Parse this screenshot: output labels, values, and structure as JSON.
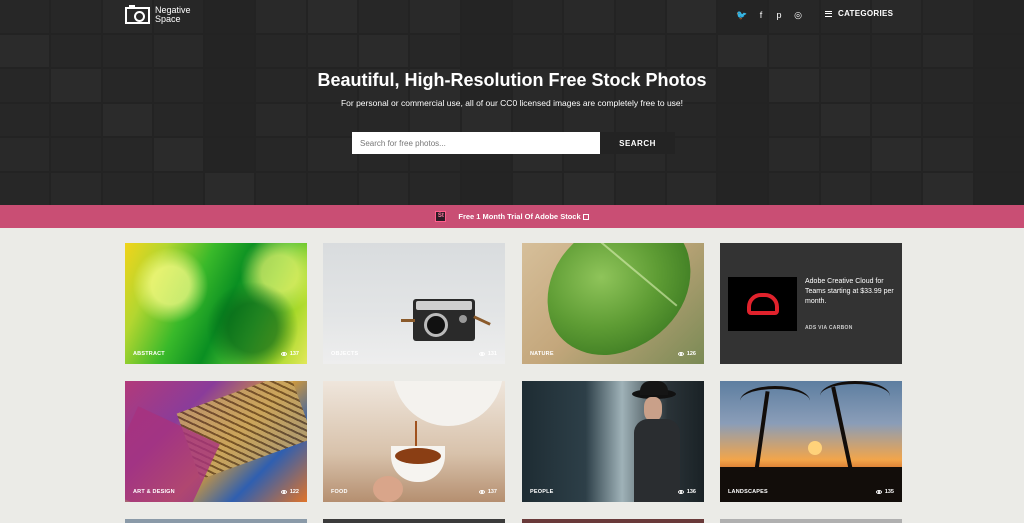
{
  "header": {
    "logo_text": "Negative Space",
    "social": [
      "twitter-icon",
      "facebook-icon",
      "pinterest-icon",
      "instagram-icon"
    ],
    "social_glyphs": [
      "🐦",
      "f",
      "p",
      "◎"
    ],
    "categories_label": "CATEGORIES"
  },
  "hero": {
    "title": "Beautiful, High-Resolution Free Stock Photos",
    "subtitle": "For personal or commercial use, all of our CC0 licensed images are completely free to use!",
    "search_placeholder": "Search for free photos...",
    "search_button": "SEARCH"
  },
  "promo": {
    "icon_text": "St",
    "text": "Free 1 Month Trial Of Adobe Stock"
  },
  "cards": [
    {
      "label": "ABSTRACT",
      "views": "137"
    },
    {
      "label": "OBJECTS",
      "views": "131"
    },
    {
      "label": "NATURE",
      "views": "126"
    },
    {
      "label": "ART & DESIGN",
      "views": "122"
    },
    {
      "label": "FOOD",
      "views": "137"
    },
    {
      "label": "PEOPLE",
      "views": "136"
    },
    {
      "label": "LANDSCAPES",
      "views": "135"
    }
  ],
  "ad": {
    "text": "Adobe Creative Cloud for Teams starting at $33.99 per month.",
    "via": "ADS VIA CARBON"
  },
  "colors": {
    "promo": "#c94e74",
    "hero": "#2b2b2b",
    "background": "#ebebe7"
  }
}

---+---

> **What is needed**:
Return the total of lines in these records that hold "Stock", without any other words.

> **Result of this task**:
2